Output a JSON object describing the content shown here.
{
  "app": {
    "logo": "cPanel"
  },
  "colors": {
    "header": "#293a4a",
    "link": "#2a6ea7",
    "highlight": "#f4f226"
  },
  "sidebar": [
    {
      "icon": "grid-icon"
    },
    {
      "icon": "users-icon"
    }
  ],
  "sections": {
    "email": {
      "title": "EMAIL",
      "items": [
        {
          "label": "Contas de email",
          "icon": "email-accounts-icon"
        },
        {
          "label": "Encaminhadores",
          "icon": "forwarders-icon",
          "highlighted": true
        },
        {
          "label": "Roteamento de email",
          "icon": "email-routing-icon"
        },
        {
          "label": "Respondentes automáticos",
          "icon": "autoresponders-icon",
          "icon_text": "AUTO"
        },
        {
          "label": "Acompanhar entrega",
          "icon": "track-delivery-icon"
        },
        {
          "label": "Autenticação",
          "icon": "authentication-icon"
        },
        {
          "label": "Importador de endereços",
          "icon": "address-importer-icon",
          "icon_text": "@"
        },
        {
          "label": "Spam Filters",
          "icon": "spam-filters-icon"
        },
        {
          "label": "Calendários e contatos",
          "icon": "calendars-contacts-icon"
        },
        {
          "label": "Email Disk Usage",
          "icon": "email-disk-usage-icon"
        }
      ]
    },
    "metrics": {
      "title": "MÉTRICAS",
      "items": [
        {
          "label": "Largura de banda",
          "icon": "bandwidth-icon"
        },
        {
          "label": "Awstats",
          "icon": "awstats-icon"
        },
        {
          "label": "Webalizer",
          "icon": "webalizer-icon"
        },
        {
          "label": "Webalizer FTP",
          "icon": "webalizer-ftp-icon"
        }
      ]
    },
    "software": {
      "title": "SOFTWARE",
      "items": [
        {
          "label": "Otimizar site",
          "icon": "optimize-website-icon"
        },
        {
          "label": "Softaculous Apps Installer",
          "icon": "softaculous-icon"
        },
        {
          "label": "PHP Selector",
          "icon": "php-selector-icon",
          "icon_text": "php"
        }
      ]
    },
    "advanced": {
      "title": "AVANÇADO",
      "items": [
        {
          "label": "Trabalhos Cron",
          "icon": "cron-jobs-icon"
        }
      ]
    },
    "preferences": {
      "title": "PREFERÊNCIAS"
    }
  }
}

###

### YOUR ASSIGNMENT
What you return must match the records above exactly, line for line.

### WRITTEN REPLY
Output a JSON object describing the content shown here.
{
  "app": {
    "logo": "cPanel"
  },
  "colors": {
    "header": "#293a4a",
    "link": "#2a6ea7",
    "highlight": "#f4f226"
  },
  "sidebar": [
    {
      "icon": "grid-icon"
    },
    {
      "icon": "users-icon"
    }
  ],
  "sections": {
    "email": {
      "title": "EMAIL",
      "items": [
        {
          "label": "Contas de email",
          "icon": "email-accounts-icon"
        },
        {
          "label": "Encaminhadores",
          "icon": "forwarders-icon",
          "highlighted": true
        },
        {
          "label": "Roteamento de email",
          "icon": "email-routing-icon"
        },
        {
          "label": "Respondentes automáticos",
          "icon": "autoresponders-icon",
          "icon_text": "AUTO"
        },
        {
          "label": "Acompanhar entrega",
          "icon": "track-delivery-icon"
        },
        {
          "label": "Autenticação",
          "icon": "authentication-icon"
        },
        {
          "label": "Importador de endereços",
          "icon": "address-importer-icon",
          "icon_text": "@"
        },
        {
          "label": "Spam Filters",
          "icon": "spam-filters-icon"
        },
        {
          "label": "Calendários e contatos",
          "icon": "calendars-contacts-icon"
        },
        {
          "label": "Email Disk Usage",
          "icon": "email-disk-usage-icon"
        }
      ]
    },
    "metrics": {
      "title": "MÉTRICAS",
      "items": [
        {
          "label": "Largura de banda",
          "icon": "bandwidth-icon"
        },
        {
          "label": "Awstats",
          "icon": "awstats-icon"
        },
        {
          "label": "Webalizer",
          "icon": "webalizer-icon"
        },
        {
          "label": "Webalizer FTP",
          "icon": "webalizer-ftp-icon"
        }
      ]
    },
    "software": {
      "title": "SOFTWARE",
      "items": [
        {
          "label": "Otimizar site",
          "icon": "optimize-website-icon"
        },
        {
          "label": "Softaculous Apps Installer",
          "icon": "softaculous-icon"
        },
        {
          "label": "PHP Selector",
          "icon": "php-selector-icon",
          "icon_text": "php"
        }
      ]
    },
    "advanced": {
      "title": "AVANÇADO",
      "items": [
        {
          "label": "Trabalhos Cron",
          "icon": "cron-jobs-icon"
        }
      ]
    },
    "preferences": {
      "title": "PREFERÊNCIAS"
    }
  }
}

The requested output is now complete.